• **About this task**
Return, from the material below, each line in which "Testing" occurs.
======== Given records
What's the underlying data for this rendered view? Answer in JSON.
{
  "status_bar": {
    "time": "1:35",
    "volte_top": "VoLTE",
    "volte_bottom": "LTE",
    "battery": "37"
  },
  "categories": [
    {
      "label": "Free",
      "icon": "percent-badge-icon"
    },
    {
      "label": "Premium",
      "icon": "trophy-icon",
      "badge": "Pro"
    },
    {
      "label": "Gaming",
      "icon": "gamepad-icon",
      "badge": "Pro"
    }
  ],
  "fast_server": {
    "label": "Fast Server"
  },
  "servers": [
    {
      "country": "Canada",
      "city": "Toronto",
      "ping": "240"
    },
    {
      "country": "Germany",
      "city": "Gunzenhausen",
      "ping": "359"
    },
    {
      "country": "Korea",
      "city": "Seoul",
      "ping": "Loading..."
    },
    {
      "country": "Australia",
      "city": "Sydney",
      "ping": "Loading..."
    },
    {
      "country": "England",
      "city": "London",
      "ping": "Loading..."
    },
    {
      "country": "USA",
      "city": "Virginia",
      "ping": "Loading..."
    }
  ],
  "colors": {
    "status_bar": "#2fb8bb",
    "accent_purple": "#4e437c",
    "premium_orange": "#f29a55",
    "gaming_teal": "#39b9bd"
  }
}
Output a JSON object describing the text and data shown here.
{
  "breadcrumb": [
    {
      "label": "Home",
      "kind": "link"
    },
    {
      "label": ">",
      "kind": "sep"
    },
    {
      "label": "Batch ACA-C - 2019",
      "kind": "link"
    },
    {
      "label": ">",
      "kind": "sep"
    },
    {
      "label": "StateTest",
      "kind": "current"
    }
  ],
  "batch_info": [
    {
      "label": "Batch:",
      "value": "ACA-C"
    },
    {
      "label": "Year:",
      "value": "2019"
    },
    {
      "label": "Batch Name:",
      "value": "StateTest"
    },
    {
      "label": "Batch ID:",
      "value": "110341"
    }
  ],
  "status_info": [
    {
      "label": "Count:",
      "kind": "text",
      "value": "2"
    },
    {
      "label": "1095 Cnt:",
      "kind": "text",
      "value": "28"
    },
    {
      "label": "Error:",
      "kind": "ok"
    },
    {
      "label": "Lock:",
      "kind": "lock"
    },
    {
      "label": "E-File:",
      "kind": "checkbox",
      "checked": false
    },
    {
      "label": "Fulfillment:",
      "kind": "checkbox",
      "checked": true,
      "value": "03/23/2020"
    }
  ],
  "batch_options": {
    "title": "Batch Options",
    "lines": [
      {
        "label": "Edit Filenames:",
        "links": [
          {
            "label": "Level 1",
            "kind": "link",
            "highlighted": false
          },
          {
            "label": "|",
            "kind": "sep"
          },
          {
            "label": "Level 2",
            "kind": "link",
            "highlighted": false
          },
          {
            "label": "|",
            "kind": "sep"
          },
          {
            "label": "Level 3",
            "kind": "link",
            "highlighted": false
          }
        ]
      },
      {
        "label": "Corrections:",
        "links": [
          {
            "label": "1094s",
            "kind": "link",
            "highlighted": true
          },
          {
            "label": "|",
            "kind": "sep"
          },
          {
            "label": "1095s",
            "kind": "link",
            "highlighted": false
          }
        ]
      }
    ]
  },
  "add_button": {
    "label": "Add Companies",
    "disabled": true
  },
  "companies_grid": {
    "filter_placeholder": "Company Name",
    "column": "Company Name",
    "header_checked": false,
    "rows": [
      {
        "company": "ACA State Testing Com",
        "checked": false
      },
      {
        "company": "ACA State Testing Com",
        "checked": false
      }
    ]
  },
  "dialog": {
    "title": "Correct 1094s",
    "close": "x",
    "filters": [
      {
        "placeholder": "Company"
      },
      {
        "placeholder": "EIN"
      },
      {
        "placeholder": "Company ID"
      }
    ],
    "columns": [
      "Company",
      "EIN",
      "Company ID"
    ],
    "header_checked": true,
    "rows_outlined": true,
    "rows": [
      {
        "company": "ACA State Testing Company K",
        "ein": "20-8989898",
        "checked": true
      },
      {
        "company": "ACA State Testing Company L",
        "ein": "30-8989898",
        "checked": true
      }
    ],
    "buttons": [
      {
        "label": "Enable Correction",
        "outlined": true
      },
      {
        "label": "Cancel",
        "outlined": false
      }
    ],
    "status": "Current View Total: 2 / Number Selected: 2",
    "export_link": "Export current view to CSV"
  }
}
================
• **Output below**
        "company": "ACA State Testing Com",
        "company": "ACA State Testing Com",
        "company": "ACA State Testing Company K",
        "company": "ACA State Testing Company L",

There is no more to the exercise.